_Assignment_
In the records below, find every line that contains "icon" and list it.
Source data Block Start
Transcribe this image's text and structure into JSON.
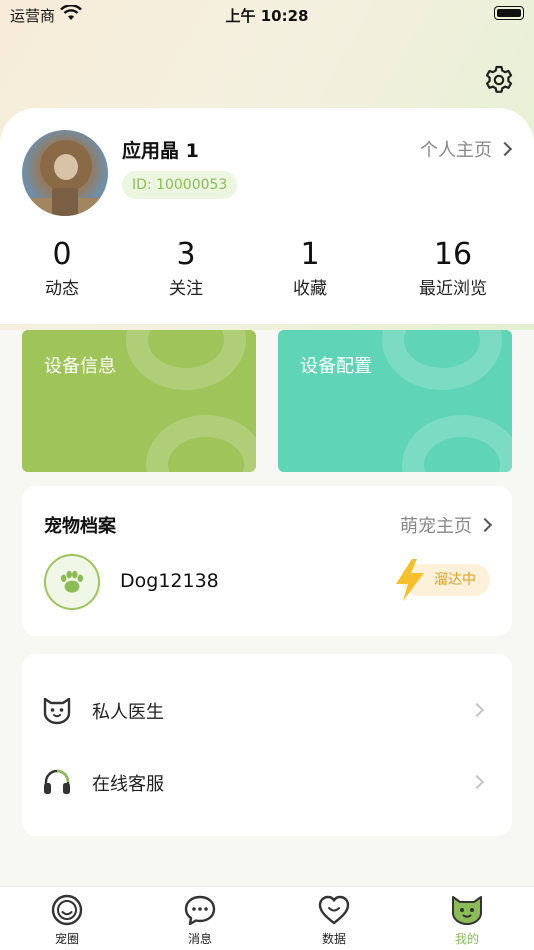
{
  "status_bar": {
    "carrier": "运营商",
    "time": "上午 10:28"
  },
  "profile": {
    "name": "应用晶 1",
    "id_text": "ID: 10000053",
    "homepage_label": "个人主页"
  },
  "stats": [
    {
      "value": "0",
      "label": "动态"
    },
    {
      "value": "3",
      "label": "关注"
    },
    {
      "value": "1",
      "label": "收藏"
    },
    {
      "value": "16",
      "label": "最近浏览"
    }
  ],
  "device_cards": [
    {
      "title": "设备信息",
      "color": "#9fc45a"
    },
    {
      "title": "设备配置",
      "color": "#5fd4b6"
    }
  ],
  "pet_section": {
    "title": "宠物档案",
    "link_label": "萌宠主页",
    "pet_name": "Dog12138",
    "status": "溜达中"
  },
  "menu": [
    {
      "label": "私人医生",
      "icon": "cat-face-icon"
    },
    {
      "label": "在线客服",
      "icon": "headset-icon"
    }
  ],
  "tabs": [
    {
      "label": "宠圈",
      "icon": "smile-circle-icon",
      "active": false
    },
    {
      "label": "消息",
      "icon": "chat-bubble-icon",
      "active": false
    },
    {
      "label": "数据",
      "icon": "heart-icon",
      "active": false
    },
    {
      "label": "我的",
      "icon": "pet-face-icon",
      "active": true
    }
  ],
  "colors": {
    "accent": "#8cbc58",
    "status_bg": "#fdf1d9",
    "status_text": "#e0a020"
  }
}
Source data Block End
_Solution to this exercise_
      "icon": "cat-face-icon"
      "icon": "headset-icon"
      "icon": "smile-circle-icon",
      "icon": "chat-bubble-icon",
      "icon": "heart-icon",
      "icon": "pet-face-icon",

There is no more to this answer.